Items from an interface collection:
········
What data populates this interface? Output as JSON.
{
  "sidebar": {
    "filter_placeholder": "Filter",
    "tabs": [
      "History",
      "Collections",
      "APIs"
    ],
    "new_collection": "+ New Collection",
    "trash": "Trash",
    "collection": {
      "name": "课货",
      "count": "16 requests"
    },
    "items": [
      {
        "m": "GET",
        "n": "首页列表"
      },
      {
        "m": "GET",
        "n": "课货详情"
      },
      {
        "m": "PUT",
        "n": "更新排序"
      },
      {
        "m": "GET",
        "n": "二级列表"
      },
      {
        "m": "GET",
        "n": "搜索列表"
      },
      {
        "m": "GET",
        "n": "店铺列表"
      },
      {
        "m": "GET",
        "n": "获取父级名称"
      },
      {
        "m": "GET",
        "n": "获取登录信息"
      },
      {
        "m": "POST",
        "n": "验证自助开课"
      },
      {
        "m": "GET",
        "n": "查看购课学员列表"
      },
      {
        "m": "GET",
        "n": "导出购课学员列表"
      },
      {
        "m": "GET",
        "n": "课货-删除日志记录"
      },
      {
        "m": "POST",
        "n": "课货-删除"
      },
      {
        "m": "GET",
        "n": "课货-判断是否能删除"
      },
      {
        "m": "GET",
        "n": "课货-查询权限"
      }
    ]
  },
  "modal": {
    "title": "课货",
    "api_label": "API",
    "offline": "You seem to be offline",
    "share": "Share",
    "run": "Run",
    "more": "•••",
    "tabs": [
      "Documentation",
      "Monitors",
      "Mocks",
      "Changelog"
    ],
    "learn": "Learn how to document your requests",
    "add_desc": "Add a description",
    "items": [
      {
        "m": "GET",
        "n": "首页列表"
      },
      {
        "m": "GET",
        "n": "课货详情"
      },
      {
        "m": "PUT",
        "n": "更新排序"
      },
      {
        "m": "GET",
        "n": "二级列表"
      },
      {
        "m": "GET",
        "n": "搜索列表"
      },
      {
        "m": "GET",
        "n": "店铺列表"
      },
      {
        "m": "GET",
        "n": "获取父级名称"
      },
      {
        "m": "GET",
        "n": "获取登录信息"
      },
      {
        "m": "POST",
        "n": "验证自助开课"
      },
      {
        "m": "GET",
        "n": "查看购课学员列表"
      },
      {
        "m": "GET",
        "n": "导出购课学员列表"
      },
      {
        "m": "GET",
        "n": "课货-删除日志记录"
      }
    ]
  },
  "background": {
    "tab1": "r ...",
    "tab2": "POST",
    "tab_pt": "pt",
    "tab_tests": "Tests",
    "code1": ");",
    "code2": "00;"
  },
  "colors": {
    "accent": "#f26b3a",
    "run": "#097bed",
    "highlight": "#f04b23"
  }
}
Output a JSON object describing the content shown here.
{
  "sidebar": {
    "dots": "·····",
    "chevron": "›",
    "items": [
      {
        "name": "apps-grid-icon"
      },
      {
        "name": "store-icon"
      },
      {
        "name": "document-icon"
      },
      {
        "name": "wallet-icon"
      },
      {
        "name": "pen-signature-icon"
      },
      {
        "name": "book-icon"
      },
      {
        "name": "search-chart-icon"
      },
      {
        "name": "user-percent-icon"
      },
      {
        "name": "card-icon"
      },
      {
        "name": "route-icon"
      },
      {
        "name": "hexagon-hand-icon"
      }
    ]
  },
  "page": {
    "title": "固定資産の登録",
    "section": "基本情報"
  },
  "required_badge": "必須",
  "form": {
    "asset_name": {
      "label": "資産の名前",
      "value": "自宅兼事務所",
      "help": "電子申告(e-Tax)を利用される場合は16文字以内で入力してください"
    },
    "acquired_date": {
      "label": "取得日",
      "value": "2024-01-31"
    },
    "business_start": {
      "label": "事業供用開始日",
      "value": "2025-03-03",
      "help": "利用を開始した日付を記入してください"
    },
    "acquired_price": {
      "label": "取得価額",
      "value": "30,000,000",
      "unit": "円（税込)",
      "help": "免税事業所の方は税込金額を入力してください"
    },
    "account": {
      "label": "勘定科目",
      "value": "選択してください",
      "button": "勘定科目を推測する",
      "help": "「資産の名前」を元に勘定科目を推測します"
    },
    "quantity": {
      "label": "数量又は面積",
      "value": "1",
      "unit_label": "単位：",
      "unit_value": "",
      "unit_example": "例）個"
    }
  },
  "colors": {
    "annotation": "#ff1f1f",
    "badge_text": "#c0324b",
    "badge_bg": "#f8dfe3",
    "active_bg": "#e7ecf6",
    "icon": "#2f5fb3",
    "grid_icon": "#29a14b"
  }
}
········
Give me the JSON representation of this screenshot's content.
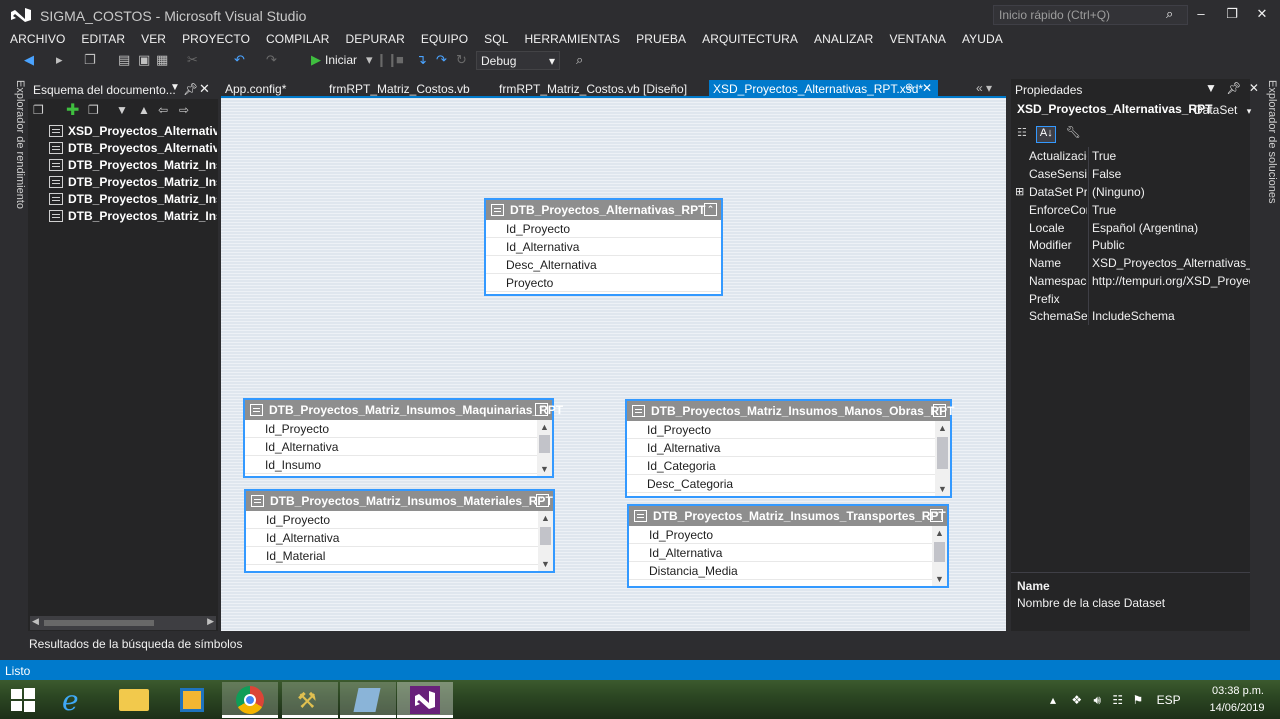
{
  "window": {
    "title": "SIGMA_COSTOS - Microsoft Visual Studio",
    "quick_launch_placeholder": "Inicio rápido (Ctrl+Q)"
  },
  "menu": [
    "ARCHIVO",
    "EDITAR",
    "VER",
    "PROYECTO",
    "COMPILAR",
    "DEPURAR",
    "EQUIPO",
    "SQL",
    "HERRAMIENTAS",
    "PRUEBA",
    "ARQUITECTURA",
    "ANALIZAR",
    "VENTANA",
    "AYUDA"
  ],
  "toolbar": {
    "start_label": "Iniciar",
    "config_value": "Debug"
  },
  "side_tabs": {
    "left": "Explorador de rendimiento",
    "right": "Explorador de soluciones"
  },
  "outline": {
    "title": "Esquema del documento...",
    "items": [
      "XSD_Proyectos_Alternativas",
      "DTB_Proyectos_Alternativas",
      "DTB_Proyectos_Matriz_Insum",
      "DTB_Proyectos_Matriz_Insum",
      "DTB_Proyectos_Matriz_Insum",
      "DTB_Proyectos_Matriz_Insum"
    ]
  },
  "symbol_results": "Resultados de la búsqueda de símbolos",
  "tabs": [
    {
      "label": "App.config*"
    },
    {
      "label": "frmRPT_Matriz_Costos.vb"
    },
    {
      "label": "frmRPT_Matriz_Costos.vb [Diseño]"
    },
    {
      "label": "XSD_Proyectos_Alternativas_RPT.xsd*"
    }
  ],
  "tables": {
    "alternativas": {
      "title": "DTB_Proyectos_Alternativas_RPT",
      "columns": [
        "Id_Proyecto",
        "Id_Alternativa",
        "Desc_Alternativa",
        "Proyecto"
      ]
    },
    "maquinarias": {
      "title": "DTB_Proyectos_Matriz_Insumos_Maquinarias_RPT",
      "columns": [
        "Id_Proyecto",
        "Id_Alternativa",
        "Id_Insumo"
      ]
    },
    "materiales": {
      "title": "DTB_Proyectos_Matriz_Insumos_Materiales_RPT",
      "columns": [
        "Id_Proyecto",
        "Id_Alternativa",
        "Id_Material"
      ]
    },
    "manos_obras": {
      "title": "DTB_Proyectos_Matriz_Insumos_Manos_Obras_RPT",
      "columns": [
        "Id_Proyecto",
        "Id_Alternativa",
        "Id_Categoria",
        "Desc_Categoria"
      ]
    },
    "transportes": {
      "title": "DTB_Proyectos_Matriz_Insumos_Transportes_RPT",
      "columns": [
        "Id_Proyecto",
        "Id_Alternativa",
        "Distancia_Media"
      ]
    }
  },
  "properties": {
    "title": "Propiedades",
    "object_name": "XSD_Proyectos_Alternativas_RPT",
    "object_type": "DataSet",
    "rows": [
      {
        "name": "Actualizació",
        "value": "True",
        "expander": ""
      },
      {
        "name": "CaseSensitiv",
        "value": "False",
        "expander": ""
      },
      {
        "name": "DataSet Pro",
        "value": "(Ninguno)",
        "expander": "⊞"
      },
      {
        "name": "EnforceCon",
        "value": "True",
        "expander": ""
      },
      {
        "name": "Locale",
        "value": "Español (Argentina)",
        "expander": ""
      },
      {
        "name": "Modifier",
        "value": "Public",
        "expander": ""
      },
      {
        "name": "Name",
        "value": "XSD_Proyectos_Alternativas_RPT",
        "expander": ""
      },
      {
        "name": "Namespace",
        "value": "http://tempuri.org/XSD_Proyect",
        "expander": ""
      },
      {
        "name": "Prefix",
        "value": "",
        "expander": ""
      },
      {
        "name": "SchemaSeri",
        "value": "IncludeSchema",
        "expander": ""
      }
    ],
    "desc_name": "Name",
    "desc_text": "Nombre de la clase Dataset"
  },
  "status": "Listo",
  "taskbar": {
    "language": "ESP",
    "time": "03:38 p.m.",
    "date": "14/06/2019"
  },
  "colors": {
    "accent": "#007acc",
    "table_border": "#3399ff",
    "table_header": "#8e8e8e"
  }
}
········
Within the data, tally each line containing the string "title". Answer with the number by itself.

10